Extract each line of the records below that contains the word "JSON".
(Dataset records begins)
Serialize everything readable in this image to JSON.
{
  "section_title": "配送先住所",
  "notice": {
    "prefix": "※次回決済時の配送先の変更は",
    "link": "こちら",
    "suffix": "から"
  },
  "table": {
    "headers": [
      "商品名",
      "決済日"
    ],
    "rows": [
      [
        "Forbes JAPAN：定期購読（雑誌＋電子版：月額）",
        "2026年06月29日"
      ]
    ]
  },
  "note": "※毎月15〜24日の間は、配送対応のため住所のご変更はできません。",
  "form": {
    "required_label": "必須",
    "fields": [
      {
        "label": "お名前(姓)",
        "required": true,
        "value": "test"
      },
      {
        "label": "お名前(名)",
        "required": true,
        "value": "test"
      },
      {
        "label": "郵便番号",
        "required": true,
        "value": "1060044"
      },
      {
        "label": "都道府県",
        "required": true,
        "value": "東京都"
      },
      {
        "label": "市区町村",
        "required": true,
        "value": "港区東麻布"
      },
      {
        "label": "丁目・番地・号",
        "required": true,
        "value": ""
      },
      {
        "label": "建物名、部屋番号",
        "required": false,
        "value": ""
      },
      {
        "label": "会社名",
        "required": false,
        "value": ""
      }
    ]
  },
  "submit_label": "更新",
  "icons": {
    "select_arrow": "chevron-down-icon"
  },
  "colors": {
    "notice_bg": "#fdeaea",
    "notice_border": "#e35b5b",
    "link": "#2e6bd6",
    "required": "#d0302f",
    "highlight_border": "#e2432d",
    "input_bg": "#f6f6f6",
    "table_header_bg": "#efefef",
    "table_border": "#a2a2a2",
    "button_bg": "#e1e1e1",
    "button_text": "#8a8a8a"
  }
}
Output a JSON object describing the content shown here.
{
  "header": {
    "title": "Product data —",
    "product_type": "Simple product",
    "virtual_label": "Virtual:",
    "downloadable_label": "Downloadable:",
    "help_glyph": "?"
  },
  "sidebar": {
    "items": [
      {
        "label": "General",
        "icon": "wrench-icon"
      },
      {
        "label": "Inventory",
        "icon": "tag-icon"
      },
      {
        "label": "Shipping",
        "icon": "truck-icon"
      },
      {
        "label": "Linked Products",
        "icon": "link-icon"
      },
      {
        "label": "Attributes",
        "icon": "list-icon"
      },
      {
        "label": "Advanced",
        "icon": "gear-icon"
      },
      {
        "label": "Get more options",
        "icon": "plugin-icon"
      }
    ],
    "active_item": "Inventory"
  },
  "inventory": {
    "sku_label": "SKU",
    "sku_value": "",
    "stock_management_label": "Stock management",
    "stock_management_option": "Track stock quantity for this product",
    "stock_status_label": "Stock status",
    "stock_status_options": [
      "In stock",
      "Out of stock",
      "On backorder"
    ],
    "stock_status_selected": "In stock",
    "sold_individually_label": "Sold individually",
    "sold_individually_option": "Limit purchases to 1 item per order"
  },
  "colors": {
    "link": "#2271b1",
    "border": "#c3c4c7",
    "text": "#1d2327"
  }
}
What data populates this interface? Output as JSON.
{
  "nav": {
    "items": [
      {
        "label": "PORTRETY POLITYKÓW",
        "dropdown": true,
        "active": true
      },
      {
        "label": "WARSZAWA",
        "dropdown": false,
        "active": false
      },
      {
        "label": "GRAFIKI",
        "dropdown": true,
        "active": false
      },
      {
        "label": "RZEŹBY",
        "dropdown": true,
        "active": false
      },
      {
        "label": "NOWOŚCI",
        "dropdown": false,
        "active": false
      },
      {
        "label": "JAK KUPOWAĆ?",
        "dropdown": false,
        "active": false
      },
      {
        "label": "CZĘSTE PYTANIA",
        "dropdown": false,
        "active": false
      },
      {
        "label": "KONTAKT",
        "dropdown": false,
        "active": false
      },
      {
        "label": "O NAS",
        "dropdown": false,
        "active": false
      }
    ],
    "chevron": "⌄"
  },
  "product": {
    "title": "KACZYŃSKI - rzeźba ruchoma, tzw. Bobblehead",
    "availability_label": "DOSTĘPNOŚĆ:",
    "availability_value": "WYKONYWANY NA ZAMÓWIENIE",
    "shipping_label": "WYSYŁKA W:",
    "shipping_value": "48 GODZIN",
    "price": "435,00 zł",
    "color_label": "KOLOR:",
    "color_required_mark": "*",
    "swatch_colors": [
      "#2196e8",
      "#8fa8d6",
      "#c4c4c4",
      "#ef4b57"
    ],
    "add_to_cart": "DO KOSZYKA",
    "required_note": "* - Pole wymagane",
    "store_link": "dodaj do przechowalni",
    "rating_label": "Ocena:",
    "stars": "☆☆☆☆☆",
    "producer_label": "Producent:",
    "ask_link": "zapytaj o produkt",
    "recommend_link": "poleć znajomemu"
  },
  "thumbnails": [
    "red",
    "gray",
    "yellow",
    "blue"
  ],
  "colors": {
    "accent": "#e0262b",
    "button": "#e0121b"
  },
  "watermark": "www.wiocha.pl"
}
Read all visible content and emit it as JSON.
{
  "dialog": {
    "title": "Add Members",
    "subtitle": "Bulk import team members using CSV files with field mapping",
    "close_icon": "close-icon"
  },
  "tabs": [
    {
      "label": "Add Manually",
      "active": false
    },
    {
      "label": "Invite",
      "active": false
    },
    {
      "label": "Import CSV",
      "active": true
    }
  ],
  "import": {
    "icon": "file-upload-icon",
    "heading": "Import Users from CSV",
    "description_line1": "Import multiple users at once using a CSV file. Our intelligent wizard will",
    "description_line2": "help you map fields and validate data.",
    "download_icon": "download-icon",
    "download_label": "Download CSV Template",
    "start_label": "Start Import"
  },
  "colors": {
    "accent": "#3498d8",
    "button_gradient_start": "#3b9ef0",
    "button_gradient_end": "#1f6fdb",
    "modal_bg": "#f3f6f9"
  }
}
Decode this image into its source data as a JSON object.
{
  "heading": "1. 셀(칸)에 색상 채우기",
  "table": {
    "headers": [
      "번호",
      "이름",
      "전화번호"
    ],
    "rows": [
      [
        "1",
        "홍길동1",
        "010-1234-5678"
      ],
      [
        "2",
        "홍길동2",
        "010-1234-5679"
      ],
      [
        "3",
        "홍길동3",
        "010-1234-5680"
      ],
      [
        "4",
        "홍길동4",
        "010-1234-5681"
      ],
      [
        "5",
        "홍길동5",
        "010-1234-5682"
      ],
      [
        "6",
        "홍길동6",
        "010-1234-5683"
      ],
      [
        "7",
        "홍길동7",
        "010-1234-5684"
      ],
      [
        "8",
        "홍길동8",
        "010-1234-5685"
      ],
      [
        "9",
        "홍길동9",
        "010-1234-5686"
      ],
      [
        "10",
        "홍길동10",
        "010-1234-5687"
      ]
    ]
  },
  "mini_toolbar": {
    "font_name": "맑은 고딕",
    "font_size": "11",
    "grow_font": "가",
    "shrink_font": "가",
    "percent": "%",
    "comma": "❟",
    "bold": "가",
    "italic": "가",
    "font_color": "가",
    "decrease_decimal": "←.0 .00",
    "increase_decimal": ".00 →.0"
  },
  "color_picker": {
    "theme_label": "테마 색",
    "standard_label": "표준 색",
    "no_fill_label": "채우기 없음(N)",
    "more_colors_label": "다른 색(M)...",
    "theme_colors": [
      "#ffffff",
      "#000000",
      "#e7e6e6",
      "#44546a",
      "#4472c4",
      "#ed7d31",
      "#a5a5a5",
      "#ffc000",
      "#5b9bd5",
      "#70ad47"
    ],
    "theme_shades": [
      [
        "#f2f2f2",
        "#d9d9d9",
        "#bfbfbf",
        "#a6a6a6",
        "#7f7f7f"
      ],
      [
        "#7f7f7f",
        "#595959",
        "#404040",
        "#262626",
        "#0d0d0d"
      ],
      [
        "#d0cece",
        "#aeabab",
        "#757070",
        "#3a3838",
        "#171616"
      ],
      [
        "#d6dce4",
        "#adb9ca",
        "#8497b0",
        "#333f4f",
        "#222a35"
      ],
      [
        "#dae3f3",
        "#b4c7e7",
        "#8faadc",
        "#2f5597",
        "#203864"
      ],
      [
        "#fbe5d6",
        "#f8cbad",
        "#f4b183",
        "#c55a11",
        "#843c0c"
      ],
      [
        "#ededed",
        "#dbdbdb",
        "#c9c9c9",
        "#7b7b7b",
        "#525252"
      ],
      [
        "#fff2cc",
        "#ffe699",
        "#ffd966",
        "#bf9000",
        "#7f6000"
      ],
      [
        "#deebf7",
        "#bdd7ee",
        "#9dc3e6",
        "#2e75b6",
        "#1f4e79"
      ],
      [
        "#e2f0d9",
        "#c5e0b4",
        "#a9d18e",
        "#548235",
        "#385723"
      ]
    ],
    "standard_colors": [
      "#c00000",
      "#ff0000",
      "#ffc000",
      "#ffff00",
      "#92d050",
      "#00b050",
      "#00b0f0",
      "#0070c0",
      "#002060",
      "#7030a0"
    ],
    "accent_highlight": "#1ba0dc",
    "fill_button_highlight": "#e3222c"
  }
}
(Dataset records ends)
→ The completed task:
Serialize everything readable in this image to JSON.
Output a JSON object describing the content shown here.
What data populates this interface? Output as JSON.
Read all visible content and emit it as JSON.
Decode this image into its source data as a JSON object.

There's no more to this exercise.